Her vintage shop, Design Archives Emporium, first flourished near the corner of Market and Davie streets back when downtown Greensboro used to shut down by 8 p.m. After a time on Tate Street, she moved to her current location at the corner of Elm and McGee streets downtown, never giving much thought to our neighbors to the west.
Until, one day, she did.
“It was just one of those things I tend to do: React and go with my instincts,” she said. “Someone mentioned [downtown Winston-Salem] to me in July, and I just went over there and found this location and I did it. It wasn’t this long, drawn-out process, but it felt right.”
Her Winston-Salem location opened in November on Fourth Street, in a space that once displayed Nash automobiles. It’s fitting for the vintage and consignment shop, which specializes in wares from local crafters and treasures from the recent past.
“In the Greensboro location, we get foot traffic because we’re in the heart of downtown,” she said. “Everyone who comes to Greensboro comes downtown, and probably 90 percent of them eat [across the street] at Natty Greene’s, so we feed off that.
“I knew of Foothills [Brewing],” she continued, “and this location right next to it gave us the very same feel that our Greensboro location has, right next to the brewery, a popular spot.”
Now she’s a citizen of the Triad, making the trip to the Camel City from her Greensboro home at least three times a week, often more.
“[The drive] is nothing,” she said. “I take Business 40, which I thought would be horrible, but it’s not bad at all. It’s just 30 minutes — for me, it’s a good time to unwind. I can’t do anything but drive and think.”
She says the differences in the two downtown districts became apparent very quickly.

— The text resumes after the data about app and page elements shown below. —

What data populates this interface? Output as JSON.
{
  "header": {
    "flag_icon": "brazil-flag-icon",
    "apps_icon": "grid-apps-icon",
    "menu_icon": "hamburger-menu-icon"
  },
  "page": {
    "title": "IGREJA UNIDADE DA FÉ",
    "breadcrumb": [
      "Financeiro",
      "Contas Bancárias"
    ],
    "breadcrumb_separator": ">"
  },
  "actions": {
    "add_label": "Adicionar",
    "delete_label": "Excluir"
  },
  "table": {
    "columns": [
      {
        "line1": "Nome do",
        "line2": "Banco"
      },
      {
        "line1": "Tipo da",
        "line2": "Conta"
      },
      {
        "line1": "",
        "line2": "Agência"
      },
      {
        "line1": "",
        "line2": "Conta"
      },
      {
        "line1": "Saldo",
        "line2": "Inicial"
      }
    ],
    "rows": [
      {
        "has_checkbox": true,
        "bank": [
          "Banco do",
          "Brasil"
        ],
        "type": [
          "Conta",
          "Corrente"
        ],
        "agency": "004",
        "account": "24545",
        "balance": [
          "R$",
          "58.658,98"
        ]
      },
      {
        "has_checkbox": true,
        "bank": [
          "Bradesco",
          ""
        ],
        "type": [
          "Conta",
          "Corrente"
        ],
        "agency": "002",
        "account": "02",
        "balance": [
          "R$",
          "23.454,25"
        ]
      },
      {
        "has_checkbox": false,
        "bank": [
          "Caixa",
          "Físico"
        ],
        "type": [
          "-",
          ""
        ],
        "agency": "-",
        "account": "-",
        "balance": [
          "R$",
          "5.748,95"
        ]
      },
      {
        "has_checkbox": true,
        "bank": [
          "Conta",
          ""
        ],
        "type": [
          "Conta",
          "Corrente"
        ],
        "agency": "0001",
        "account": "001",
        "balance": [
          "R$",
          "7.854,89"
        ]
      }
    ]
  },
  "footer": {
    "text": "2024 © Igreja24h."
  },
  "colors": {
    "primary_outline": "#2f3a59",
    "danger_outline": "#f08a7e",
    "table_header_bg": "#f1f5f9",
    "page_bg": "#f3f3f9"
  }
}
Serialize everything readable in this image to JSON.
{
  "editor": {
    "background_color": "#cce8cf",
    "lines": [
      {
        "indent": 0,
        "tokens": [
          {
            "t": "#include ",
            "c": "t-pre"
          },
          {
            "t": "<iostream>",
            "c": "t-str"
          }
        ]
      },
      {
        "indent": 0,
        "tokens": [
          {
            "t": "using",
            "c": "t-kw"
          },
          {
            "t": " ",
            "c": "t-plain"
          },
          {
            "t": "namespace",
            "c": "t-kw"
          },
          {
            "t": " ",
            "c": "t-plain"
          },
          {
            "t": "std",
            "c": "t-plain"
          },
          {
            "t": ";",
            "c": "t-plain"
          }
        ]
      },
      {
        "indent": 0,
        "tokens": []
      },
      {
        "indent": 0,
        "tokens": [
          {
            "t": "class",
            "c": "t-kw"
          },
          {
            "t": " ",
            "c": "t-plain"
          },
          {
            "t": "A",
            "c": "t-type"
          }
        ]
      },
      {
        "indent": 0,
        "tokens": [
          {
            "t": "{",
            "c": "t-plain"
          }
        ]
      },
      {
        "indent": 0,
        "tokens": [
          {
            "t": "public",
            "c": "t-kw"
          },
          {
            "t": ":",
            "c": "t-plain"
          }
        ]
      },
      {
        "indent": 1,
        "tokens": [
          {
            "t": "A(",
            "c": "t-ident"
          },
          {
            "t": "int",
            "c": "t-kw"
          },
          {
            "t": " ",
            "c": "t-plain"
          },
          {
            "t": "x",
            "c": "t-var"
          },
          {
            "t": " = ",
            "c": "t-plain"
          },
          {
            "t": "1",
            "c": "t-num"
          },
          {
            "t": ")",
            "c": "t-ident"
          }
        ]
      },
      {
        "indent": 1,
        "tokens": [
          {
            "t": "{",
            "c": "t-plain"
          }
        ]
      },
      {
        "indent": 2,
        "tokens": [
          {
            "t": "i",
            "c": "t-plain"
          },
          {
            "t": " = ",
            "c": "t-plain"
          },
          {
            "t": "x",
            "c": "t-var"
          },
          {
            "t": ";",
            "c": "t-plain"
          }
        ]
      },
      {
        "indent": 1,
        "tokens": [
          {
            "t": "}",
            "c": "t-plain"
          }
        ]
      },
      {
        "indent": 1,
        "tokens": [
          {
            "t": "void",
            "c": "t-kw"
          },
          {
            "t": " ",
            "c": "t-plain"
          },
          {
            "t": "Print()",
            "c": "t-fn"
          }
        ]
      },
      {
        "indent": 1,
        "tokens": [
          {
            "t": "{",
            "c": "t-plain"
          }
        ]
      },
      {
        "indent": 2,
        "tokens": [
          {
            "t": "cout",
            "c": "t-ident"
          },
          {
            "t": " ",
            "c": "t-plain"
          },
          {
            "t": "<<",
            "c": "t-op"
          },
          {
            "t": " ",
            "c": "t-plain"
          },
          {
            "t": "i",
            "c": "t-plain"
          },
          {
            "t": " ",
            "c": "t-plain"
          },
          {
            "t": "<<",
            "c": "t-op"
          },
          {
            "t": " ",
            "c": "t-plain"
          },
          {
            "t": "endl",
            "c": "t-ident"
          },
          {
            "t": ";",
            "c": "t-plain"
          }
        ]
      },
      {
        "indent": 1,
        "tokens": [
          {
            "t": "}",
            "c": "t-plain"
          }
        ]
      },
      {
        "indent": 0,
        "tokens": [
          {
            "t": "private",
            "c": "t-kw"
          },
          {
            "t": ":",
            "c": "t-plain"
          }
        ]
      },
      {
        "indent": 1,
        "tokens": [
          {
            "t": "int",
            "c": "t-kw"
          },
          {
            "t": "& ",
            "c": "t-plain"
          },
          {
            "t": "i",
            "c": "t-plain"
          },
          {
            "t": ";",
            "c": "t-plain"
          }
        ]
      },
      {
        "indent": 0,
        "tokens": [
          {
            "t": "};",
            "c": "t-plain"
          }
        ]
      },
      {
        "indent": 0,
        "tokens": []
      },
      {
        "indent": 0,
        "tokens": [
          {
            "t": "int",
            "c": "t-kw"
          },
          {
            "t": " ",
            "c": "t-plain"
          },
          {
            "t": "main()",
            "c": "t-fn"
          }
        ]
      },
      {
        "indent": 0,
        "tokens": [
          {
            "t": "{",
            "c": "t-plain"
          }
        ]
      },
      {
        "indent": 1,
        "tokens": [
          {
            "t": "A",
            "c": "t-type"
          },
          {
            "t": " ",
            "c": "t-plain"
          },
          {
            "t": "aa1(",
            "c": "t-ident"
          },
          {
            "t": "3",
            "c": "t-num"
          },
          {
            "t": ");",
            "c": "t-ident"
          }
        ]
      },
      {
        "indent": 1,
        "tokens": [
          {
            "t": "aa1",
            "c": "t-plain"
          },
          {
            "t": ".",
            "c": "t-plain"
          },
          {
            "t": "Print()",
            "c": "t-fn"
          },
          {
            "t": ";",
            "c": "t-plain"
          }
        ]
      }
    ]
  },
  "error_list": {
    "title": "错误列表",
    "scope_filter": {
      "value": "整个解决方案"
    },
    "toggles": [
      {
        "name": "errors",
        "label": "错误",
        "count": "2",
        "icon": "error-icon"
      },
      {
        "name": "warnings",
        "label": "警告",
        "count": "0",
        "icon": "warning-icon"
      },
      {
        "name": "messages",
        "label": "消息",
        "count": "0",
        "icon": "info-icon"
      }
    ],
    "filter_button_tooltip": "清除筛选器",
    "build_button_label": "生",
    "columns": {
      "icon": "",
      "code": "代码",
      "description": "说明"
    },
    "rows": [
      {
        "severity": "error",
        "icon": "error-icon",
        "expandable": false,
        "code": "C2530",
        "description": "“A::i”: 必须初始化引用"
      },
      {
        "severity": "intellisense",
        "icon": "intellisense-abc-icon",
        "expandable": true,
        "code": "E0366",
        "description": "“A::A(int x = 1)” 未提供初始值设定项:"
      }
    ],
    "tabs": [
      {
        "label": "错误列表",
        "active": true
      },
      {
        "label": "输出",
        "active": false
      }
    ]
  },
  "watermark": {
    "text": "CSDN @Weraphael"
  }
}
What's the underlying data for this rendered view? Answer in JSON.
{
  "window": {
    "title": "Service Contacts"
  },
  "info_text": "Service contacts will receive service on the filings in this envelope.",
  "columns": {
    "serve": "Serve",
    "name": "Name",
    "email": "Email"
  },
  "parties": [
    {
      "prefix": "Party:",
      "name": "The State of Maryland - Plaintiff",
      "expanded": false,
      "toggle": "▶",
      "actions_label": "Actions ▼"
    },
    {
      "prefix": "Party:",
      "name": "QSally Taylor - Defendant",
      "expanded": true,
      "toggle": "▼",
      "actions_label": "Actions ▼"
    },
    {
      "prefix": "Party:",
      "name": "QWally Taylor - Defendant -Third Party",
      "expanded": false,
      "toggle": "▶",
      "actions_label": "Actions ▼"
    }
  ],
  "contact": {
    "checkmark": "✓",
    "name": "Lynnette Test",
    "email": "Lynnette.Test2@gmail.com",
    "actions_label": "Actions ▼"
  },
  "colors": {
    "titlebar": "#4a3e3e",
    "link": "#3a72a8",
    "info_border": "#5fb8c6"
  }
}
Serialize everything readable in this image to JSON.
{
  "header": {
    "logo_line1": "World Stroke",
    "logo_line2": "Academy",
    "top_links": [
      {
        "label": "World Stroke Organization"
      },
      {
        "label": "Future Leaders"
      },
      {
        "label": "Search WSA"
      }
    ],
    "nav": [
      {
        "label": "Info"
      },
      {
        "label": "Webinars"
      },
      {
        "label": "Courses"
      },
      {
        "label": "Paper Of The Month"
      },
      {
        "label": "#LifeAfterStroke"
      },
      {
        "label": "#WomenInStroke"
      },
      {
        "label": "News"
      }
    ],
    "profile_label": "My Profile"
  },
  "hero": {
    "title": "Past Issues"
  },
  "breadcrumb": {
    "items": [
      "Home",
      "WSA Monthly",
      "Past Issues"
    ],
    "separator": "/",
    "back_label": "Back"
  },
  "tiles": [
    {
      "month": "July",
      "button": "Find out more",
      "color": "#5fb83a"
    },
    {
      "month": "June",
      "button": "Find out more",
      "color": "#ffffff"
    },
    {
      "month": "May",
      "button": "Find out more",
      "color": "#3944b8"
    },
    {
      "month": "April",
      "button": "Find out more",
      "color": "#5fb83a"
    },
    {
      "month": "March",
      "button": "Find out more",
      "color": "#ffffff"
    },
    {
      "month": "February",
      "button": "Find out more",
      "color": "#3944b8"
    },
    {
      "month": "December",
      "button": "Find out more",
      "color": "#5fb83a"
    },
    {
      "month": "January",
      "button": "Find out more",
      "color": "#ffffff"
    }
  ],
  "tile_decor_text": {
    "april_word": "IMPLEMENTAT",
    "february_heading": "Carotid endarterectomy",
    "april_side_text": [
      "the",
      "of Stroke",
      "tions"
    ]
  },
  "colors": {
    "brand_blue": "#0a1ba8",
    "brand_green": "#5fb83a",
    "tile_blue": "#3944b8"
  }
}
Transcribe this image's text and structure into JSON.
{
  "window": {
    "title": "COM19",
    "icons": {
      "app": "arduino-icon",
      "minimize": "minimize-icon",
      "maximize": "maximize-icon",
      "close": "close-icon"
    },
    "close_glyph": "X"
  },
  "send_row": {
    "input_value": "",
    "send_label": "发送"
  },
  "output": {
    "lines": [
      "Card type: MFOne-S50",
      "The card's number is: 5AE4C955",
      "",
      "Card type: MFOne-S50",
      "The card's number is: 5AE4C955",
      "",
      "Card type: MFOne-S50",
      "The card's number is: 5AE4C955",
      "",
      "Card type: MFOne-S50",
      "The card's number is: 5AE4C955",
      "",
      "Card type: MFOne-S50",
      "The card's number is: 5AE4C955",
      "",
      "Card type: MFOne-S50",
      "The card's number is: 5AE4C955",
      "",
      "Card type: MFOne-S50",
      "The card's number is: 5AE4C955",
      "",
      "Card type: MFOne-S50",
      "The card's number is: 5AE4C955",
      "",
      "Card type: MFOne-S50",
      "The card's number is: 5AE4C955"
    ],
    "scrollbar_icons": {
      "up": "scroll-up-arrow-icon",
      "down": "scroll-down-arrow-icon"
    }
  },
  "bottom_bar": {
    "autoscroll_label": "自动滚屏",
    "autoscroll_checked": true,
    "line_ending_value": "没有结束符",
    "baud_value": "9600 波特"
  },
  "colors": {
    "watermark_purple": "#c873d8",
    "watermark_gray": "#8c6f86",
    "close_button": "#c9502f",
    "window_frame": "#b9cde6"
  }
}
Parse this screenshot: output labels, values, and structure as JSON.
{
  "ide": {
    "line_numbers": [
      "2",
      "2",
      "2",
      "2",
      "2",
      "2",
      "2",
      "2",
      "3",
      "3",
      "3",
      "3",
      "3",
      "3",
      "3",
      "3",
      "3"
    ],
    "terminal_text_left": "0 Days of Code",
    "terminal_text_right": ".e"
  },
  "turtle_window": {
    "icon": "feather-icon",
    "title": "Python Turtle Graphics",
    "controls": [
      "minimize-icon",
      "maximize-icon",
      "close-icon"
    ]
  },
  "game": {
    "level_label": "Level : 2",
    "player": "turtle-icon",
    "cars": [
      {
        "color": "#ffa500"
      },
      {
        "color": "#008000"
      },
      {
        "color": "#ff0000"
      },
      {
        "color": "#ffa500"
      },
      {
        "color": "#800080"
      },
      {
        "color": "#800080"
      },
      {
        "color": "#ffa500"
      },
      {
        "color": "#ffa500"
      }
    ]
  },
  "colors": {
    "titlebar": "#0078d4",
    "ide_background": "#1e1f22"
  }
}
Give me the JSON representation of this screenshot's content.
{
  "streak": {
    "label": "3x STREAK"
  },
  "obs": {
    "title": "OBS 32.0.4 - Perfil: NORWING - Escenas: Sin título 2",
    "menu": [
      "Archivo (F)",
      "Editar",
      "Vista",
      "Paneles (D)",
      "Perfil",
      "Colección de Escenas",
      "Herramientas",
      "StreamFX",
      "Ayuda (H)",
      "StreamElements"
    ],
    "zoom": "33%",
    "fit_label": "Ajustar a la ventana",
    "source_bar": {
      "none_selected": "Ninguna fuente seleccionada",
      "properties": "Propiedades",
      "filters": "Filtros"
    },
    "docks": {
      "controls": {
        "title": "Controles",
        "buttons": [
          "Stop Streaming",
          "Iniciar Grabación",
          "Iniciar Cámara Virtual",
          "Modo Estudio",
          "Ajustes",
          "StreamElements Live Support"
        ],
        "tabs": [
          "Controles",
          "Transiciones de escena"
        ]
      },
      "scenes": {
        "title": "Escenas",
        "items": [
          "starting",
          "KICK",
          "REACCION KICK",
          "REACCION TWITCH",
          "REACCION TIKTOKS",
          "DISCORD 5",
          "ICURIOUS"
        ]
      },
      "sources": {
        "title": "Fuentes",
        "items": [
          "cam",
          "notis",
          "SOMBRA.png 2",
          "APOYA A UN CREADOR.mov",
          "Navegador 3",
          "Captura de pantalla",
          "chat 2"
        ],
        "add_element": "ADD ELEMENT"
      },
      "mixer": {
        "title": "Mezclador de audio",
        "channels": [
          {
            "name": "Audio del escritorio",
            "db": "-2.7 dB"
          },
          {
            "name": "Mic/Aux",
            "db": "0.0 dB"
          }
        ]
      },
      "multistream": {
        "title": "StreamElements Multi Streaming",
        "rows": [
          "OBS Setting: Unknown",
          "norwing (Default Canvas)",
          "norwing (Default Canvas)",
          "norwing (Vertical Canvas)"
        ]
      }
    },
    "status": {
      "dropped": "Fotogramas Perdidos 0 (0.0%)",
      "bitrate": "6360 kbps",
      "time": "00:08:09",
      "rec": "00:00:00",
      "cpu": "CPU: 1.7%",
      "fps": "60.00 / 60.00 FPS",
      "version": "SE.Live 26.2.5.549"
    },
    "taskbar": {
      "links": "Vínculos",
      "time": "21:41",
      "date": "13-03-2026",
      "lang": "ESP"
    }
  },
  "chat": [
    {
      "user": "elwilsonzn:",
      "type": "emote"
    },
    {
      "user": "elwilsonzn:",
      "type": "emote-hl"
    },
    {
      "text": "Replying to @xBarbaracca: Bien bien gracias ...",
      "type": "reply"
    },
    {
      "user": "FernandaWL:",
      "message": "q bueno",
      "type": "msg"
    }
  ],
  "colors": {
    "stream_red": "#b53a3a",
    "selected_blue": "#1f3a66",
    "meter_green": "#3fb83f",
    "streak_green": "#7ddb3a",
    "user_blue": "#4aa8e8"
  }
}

“Most of my [Winston-Salem] customers are residents of Winston,” she said, “particularly a more seasoned clientele, living downtown. They seem to be retirees and they seem to be interested in the arts and supporting artistic ventures. I haven’t seen that in Greensboro.”
Her New Year’s resolution, she said, is to spend more time getting to know her new neighborhood.
“Because I don’t know Winston-Salem like I do Greensboro,” she said, “I feel like I’ve gone somewhere far away, even though the distance is nothing. When I drive into downtown Winston-Salem I feel like I’m in New York, SoHo or somewhere. It feels worlds apart from Greensboro.”
Radio the Artist
Visual artist based primarily in Winston-Salem
Lives in: Kernersville
Travels to: High Point
To be honest, the three cities marking the corners of Radio’s Triad are Winston-Salem, High Point and Raleigh, the three places where he does most of his art. That being said, he still lives in Kernersville, his hometown, but only until Jan. 11, when he leaves to spend a year teaching English in China.
In some ways, Radio is frustrated that aspects of the Triad arts scene overlook locals like him for projects, pointing to mural projects with out-of-state street artists that could have capitalized on local talent. At the same time, he’s itching to expand his world to include a greater understanding of a different culture, hoping to return to the area with fresh ideas, a slightly different perspective and some level of influence on his craft.
Greensboro doesn’t feel like the kind of place that supports artists like him, or at least he hasn’t found it, he said. But he’s made significant inroads in Winston-Salem, where he’s painted murals and volunteers with an arts-based program at the children’s hospital, and in High Point where he is connected to the 512 Collective.
“Greensboro for me is kind of like High Point,” he said, in that “it’s kind of a hit or miss. I just feel like [the cities] should all work together and try to get more resources for artists and to help artists create jobs and businesses and provide more tools to help artists thrive and be successful.”
Radio had expected to be involved with a couple of murals in Greensboro, but all of the plans fell through, he said. And while he’s been happy with what he’s been able to accomplish in Winston-Salem and High Point, he said, the teetering scales finally tipped in favor of leaving the area, at least for now.